→ **PROBLEM DESCRIPTION**
Note each line of the entries that includes "Studio". Then copy those lines.
RECORDS FOR THE EXERCISE START
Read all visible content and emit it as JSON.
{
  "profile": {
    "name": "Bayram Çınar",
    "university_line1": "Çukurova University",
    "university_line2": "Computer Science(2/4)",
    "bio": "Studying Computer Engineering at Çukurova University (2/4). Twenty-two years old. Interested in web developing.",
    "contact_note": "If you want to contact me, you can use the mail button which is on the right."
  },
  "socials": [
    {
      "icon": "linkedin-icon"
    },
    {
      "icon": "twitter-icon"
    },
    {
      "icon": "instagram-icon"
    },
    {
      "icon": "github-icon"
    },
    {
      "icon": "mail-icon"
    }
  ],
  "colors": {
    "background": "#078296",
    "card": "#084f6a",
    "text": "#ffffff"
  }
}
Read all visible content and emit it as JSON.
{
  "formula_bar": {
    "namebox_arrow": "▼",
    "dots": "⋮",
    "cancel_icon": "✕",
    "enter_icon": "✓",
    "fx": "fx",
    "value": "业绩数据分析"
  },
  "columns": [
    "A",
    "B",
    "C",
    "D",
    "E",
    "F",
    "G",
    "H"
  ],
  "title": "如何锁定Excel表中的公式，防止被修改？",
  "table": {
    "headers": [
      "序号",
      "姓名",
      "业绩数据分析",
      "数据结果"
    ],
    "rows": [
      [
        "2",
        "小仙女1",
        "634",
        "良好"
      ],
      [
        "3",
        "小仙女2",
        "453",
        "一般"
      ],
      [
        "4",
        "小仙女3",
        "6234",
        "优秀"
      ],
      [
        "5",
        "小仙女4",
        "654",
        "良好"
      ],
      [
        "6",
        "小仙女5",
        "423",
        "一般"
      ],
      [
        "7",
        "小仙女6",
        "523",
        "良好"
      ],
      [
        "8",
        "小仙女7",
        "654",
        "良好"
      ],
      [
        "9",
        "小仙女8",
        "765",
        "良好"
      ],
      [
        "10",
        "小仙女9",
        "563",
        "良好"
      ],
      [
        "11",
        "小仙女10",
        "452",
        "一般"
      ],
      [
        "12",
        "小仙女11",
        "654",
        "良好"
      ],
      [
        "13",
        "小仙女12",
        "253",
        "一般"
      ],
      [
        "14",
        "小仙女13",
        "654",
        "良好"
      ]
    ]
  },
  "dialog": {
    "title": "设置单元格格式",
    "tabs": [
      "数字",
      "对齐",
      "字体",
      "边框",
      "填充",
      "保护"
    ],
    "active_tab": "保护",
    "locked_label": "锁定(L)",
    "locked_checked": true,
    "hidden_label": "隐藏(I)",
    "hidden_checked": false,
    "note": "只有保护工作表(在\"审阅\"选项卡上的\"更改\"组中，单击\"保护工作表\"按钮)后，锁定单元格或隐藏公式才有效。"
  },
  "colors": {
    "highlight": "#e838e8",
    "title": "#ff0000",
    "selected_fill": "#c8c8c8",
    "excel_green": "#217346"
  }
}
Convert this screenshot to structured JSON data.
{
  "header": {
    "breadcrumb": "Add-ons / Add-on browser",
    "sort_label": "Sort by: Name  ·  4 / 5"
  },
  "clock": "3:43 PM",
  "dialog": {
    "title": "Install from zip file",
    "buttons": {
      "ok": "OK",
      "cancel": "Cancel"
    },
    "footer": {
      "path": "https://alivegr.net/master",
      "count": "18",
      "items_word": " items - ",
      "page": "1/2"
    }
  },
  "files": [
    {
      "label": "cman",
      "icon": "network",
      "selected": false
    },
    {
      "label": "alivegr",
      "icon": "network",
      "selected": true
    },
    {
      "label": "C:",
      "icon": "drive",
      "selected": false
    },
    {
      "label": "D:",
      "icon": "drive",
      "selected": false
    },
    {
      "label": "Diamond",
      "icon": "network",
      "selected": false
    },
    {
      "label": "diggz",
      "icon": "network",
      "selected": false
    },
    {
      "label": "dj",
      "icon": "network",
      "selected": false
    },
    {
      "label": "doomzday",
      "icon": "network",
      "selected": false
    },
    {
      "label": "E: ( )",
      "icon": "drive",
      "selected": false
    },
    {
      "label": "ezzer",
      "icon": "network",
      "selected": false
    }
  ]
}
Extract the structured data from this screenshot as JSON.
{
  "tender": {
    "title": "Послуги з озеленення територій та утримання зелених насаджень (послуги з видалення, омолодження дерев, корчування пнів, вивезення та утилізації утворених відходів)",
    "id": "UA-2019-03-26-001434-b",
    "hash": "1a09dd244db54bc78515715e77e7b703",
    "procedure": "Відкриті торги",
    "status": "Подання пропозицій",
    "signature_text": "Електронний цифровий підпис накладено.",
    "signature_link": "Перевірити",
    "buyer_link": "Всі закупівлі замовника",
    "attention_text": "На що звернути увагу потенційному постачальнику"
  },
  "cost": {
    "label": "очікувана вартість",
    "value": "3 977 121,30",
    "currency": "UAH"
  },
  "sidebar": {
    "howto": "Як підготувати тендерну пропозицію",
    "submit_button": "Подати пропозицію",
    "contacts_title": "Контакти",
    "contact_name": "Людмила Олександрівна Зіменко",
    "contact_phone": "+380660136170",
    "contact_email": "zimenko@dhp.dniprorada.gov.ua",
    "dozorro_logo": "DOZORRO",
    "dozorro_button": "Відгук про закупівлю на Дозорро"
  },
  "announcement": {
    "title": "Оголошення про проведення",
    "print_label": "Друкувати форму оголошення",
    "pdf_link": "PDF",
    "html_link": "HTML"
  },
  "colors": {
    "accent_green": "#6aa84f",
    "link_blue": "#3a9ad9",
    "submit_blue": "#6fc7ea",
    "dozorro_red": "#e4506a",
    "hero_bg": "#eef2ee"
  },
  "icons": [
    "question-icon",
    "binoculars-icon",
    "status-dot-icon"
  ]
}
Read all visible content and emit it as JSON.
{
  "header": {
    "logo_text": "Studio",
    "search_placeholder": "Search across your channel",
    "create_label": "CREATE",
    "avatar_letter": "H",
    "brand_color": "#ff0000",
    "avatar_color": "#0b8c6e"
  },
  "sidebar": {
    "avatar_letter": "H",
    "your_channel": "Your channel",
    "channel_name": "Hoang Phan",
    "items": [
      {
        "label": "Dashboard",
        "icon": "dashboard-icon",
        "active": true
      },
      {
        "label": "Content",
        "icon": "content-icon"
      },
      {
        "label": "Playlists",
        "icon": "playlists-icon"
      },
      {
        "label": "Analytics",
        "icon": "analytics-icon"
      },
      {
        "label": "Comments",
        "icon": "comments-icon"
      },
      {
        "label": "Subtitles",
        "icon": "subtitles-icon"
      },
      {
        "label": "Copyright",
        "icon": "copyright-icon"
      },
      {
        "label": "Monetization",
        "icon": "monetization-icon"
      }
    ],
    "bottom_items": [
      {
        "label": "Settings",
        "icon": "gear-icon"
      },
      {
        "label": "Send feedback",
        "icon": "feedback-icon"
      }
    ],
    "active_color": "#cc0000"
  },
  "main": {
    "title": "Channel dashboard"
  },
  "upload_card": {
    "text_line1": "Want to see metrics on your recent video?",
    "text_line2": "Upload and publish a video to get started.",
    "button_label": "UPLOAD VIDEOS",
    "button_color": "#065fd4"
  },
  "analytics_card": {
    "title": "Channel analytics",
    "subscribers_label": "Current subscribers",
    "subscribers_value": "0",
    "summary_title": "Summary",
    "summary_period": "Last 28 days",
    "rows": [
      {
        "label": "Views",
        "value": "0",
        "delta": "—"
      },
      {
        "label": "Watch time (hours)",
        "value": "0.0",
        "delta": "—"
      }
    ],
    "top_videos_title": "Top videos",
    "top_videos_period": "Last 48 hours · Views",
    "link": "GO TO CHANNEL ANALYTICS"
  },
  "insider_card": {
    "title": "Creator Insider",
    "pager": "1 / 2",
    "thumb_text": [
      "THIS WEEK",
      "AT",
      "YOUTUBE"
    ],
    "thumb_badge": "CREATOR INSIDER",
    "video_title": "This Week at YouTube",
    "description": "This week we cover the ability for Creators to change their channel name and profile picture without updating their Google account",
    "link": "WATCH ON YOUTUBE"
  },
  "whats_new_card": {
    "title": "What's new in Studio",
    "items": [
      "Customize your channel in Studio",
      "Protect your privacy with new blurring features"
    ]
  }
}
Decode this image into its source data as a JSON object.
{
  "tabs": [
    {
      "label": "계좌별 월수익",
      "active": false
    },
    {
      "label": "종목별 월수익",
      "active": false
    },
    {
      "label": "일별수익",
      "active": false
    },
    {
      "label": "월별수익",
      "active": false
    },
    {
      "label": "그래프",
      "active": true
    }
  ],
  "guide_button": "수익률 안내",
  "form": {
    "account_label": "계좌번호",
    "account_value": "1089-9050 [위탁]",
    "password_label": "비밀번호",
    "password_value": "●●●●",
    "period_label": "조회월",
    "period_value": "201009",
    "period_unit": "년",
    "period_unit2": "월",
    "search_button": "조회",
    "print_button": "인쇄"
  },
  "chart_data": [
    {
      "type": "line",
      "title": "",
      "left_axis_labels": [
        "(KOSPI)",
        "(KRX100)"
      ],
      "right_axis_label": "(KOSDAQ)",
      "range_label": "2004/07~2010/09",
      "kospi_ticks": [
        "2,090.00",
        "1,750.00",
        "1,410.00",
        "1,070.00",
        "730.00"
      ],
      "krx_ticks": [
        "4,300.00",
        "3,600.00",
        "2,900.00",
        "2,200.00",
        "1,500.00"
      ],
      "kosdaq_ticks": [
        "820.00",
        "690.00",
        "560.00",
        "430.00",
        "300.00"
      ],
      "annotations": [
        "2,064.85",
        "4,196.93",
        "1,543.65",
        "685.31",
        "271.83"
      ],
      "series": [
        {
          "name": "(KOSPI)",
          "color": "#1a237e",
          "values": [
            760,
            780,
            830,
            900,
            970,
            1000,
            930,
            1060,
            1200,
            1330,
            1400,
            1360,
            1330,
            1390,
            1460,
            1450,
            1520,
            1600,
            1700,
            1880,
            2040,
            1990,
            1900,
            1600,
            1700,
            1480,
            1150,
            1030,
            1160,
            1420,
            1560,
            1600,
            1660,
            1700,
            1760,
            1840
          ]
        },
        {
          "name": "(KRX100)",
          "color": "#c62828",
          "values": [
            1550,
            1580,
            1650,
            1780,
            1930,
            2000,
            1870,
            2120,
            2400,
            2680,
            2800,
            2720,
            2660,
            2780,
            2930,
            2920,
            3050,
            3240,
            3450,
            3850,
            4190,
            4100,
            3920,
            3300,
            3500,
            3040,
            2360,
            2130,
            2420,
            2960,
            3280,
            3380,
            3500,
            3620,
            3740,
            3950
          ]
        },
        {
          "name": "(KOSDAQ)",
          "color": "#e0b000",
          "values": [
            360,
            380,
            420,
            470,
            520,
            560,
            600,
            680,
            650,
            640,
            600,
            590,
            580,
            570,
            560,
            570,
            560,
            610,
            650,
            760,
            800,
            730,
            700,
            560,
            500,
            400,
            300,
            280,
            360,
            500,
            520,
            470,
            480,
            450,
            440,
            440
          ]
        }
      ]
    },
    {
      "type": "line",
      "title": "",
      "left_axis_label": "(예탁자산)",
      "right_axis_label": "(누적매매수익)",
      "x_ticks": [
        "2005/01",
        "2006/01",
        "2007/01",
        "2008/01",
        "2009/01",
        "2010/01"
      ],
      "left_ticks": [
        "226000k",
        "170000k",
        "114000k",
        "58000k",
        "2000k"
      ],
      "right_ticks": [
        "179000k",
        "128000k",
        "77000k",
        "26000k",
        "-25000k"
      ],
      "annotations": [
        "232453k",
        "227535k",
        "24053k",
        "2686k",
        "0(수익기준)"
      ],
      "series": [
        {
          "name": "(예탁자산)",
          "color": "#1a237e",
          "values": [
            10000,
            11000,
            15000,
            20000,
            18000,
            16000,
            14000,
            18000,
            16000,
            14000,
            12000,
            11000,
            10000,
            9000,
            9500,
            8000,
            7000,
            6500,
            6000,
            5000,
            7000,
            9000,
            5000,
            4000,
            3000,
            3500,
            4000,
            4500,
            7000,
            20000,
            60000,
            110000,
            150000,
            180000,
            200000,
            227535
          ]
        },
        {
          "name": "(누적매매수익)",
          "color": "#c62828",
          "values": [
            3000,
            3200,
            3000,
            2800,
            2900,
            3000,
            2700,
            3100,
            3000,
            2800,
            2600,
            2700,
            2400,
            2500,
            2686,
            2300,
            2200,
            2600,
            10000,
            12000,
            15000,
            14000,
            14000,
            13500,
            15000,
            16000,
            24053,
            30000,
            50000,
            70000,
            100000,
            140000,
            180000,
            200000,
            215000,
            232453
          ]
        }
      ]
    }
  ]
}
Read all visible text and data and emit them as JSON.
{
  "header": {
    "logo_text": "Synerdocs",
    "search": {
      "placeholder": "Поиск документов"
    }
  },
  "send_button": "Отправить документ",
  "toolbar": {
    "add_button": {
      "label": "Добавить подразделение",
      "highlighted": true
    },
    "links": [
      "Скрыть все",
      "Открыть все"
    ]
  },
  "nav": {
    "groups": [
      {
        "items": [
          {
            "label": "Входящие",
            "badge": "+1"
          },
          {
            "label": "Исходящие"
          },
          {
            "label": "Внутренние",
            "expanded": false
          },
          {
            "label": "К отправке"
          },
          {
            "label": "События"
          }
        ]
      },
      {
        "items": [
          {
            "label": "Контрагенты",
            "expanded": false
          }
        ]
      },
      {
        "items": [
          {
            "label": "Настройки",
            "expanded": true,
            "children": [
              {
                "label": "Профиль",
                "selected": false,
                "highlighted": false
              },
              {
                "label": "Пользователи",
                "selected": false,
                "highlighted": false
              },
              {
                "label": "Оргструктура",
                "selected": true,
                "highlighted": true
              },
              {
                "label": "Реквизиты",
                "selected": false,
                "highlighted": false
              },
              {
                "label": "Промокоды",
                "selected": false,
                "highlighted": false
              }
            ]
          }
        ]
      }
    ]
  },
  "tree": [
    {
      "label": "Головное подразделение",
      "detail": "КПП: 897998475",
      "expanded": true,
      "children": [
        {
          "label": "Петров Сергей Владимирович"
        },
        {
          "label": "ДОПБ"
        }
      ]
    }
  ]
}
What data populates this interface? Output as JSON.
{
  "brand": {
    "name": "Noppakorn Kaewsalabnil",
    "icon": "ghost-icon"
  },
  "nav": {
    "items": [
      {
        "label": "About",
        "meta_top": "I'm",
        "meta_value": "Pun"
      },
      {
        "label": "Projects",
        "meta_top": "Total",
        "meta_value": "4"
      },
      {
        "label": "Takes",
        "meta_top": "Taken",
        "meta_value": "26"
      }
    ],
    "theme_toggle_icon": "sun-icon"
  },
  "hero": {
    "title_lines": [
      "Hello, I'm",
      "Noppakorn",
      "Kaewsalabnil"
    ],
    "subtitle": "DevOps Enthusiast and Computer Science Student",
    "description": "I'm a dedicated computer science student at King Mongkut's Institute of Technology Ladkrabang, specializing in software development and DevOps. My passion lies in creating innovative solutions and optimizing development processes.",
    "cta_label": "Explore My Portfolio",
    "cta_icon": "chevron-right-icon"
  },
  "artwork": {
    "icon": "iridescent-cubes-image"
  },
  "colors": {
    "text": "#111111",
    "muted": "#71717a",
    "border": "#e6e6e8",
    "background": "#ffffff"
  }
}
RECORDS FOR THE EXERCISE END
→ **SOLUTION FOR THIS TASK**
    "logo_text": "Studio",
    "title": "What's new in Studio",
      "Customize your channel in Studio",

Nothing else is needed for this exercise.